“If you do not hand over your Social Security check, I will not go grocery shopping for you and you will have to go to a nursing home.” One can only imagine how highly influential such a statement could be on a vulnerable individual.  

As we experience living in the Coronavirus/COVID-19 pandemic times, we have learned that elders are particularly susceptible to the effects of this illness. As a result, many precautions have been taken to protect this demographic, especially with respect to exposure to the virus. Data has shown that elders with their comorbidity factors are more likely to have dire consequences to the virus infection and have a higher likelihood of death. This has led the Hitchman Fiduciaries’ Team to limit exposure, as much as possible, to this community and who are already under our care. The unfortunate by-product of quarantines is an increased level of isolation, and with isolation comes increased levels of susceptibility to elder abuse.

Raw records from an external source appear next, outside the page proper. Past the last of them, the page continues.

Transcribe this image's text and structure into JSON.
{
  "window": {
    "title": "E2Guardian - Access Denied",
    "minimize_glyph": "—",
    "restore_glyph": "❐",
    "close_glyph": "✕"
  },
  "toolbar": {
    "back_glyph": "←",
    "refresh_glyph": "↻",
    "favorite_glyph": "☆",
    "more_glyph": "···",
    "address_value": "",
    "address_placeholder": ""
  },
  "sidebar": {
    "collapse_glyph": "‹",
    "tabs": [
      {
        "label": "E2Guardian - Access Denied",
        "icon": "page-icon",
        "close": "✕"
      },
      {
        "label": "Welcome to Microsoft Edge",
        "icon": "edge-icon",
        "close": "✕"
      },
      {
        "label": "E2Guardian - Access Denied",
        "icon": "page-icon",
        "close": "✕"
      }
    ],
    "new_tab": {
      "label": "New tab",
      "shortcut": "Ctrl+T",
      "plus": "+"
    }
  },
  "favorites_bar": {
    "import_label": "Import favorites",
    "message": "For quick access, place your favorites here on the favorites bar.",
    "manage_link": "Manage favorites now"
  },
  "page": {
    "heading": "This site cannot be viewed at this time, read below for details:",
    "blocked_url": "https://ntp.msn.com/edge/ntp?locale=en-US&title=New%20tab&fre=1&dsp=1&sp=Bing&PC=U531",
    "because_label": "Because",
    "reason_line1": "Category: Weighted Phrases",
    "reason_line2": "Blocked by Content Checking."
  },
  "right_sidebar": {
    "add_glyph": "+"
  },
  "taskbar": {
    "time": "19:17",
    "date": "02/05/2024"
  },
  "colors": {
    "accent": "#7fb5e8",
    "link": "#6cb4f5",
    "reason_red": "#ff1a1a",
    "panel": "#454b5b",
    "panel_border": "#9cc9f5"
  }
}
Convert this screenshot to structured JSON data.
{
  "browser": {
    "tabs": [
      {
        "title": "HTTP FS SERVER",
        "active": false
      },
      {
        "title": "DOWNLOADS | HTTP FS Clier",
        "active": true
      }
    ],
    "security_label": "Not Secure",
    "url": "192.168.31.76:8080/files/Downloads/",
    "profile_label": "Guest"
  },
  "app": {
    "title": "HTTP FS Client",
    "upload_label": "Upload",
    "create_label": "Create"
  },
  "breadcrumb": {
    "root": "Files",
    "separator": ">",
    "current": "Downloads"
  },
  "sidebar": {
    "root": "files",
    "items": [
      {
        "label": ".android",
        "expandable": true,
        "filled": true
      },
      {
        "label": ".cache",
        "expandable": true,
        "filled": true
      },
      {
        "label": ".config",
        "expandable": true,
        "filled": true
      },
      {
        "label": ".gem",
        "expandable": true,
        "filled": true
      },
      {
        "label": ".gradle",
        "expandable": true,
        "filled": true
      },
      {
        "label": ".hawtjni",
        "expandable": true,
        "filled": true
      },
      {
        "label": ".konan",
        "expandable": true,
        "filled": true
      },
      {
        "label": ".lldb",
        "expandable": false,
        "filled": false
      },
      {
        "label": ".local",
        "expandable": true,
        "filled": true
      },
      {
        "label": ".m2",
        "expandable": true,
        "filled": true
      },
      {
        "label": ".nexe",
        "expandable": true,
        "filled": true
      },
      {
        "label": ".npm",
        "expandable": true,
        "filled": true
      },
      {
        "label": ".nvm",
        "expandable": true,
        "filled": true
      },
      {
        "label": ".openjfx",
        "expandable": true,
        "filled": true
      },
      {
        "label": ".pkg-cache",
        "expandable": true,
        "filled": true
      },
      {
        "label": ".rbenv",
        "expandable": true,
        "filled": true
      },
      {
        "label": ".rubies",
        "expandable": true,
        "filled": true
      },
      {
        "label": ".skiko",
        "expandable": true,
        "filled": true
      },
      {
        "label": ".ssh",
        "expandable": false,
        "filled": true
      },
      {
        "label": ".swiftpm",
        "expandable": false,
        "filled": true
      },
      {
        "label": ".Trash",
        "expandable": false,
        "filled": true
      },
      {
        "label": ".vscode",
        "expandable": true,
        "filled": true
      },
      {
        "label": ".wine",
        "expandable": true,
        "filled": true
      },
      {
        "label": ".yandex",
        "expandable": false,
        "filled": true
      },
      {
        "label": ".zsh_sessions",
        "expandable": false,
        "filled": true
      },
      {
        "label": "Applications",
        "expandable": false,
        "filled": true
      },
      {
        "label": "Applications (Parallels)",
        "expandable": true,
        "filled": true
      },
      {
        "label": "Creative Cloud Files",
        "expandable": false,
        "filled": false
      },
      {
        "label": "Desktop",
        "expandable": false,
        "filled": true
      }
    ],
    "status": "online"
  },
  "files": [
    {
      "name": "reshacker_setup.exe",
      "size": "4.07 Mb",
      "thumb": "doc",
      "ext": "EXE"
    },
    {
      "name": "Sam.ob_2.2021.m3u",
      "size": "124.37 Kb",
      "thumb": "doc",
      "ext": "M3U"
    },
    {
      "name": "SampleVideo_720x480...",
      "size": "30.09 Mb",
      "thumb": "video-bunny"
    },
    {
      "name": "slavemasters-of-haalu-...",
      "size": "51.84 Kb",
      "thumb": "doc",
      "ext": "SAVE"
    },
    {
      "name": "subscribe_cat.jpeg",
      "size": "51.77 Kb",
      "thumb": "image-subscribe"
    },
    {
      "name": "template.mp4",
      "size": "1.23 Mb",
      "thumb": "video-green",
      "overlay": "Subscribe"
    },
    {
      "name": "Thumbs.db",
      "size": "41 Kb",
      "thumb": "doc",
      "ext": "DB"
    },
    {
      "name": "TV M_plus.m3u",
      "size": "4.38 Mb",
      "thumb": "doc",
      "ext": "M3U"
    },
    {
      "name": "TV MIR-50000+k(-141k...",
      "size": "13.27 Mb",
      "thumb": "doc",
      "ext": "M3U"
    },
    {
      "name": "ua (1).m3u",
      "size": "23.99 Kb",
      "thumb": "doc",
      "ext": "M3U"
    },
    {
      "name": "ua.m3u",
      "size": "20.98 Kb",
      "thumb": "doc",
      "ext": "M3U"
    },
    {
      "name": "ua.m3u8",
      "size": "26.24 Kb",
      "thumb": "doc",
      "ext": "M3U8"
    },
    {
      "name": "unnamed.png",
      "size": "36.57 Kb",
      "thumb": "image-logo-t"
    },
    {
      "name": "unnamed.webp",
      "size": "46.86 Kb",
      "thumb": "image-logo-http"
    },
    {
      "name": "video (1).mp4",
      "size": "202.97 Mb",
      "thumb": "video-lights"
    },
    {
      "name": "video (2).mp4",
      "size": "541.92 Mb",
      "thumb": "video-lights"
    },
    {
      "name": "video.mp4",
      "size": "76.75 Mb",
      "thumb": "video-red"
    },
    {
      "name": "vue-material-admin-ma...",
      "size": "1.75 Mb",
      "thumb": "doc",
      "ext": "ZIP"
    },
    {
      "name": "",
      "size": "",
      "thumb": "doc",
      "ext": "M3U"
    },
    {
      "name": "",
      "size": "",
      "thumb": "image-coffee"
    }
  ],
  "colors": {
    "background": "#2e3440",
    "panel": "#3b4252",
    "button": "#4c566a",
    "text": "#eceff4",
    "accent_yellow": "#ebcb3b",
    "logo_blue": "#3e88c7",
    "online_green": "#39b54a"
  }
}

This increased level of isolation can make the circle of trusted individuals, who surround an elderly person, even more critical in their care. However, his or her trusted support system may not have the same access to the elderly person. This can result in less due diligence being done on the part of family and friends, along with an increase in the level of influence from others within that circle, for example caregivers who are able to see the elder on a regular or perhaps daily basis. A very delicate balance of support can be upset that could trigger more opportunities for abuse, considering the elder may have to rely on individuals outside their circle to get their daily-living activities satisfied or for activities they been able to do for themselves. For example, grocery shopping, may now no longer be safe. Duke Han a researcher from the University of Southern California notes a “massive increase in reports of elder abuse during the pandemic.”

Research shows a significant portion of elder abuse occurs at the hands of someone known to the elder. Certainly, the pandemic has put significant pressure on many individuals and this may lead to a bigger temptation for financial exploitation. Given that the support balance has already been harmed, pressured individuals may take advantage of the elder’s situation, either through undue influence or outright taking of assets.

How can we mitigate the risk to our loved elders?

  1. Even though a traditional physical visit may not be possible, try to see the cherished elder in other creative ways—through a window, outside and other ways to ensure safe social distancing. For those afflicted with cognitive decline, seeing your actual face may trigger much more than your voice without the visual.
  2. Consider using FaceTime and Zoom. While it is not the same as a hug, having a visual and auditory link will help the elder be more connected.
  3. Make frequent, short telephone calls, perhaps even more than one a day.
  4. Consider a regular routine of contact so that the elder can look forward and anticipate the contact, perhaps even giving the senior a written schedule. Just do not make it so rigid that you can’t maintain a consistent schedule.
  5. Have regularly contact with caregivers, neighbors, and facilities’ staff regarding your loved one. By doing this, you are sending a strong message that this elder has a strong, attentive circle of trusted individuals who are going to notice and act accordingly if something is not right.

Author: Lee Ann Hitchman, CLPF/MBA and Licensed Professional Fiduciary